Overall, I am excited to see where this format goes over the next several years. Do I think this will become the most played format over the next few years? Probably not, but that isn't a bad thing. The community around this format is growing every day, and as more content about it is created, it will naturally get more eyes on it. It doesn't have to be the next big format to be successful. Both formats can coexist and likely will. Oathbreaker might be the format you play to feed your inner Spike, making fast combo decks and battling it out. Or you make the swap because Commander games are long and you want something quick. Whatever the reason, I'm excited to hear your thoughts and experiences with the format.

I'm going to be reaching out to my LGS to try an Oathbreaker FNM with the official Oathbreaker precons. You can find the list of the precons over at

This has been the first installment of Breaking into Oathbreaker. Tune in next time where I'll be going over some staples of the format! Make sure to check out my YouTube channel, BathroomBrewsMTG, for weekly MTG content and the accompanying video. Also please follow me on Twitter. If you'd like to take your support further you can sign up for my Patreon.

Google sheet:

This has been Ben, from BathroomBrewsMTG, and remember, always wash your hands.

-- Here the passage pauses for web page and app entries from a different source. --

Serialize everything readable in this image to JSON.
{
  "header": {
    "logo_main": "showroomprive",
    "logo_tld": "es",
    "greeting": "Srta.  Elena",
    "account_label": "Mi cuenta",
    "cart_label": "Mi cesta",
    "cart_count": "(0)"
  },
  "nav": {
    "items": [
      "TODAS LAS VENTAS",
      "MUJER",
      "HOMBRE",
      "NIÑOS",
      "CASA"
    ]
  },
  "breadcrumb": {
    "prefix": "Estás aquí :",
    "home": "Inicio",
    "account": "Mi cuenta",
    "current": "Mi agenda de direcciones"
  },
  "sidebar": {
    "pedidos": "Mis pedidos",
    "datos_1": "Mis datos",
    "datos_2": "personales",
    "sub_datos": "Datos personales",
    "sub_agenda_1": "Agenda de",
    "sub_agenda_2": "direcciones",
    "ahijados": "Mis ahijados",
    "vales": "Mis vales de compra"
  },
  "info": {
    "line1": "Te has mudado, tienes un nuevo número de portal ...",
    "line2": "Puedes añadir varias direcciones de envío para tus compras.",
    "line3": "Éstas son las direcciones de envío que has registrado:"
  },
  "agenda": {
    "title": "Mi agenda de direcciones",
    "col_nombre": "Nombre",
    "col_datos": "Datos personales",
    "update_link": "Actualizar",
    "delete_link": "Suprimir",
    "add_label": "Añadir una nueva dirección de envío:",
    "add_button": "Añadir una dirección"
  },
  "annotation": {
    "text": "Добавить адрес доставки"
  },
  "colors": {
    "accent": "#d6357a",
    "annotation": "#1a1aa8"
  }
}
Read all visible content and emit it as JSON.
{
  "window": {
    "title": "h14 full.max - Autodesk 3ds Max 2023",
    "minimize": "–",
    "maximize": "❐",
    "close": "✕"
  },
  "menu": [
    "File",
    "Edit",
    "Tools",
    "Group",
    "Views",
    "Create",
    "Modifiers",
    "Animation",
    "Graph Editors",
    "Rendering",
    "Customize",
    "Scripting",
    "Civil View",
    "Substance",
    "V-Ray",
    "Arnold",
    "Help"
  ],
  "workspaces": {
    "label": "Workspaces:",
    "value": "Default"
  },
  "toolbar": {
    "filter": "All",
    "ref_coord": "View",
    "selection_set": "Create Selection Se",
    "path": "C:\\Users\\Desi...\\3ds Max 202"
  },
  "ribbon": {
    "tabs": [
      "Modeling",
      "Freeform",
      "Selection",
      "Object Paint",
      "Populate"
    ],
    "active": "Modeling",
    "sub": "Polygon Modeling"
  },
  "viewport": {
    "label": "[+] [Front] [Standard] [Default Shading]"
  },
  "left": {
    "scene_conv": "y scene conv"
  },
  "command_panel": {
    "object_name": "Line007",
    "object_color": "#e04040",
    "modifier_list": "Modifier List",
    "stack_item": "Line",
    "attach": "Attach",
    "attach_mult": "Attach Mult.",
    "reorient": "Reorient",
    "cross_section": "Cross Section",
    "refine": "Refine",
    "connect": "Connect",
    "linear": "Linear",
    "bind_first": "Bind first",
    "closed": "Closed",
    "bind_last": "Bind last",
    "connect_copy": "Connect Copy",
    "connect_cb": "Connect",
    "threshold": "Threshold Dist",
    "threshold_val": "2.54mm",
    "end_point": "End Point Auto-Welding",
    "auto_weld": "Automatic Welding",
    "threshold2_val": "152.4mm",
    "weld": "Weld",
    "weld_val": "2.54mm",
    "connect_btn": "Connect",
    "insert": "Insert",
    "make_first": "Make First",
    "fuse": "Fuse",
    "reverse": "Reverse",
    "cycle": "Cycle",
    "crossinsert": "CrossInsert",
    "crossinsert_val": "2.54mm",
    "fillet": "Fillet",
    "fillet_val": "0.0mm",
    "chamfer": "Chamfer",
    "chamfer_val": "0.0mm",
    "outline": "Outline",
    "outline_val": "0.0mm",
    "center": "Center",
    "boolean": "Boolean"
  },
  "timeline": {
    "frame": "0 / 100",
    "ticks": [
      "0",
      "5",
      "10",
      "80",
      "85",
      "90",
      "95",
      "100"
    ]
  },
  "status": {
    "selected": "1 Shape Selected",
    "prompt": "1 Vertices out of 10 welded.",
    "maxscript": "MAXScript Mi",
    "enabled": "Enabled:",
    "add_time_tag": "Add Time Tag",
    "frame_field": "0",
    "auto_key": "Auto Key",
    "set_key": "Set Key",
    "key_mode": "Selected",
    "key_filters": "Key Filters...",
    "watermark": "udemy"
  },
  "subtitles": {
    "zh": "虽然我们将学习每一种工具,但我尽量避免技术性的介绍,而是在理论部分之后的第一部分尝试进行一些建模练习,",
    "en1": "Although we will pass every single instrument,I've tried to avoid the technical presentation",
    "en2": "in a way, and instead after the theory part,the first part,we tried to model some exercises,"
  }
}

Ben has been playing Magic since 2012 and started creating Magic the Gathering content in October of 2022 on YouTube under the name BathroomBrewsMTG ( Primarily focusing on budget EDH content. When he isn't thinking or talking about MTG, he is usually playing video games, spending time with his wife or playing with his two cats. You can find him on Twitter @BathroomMTG.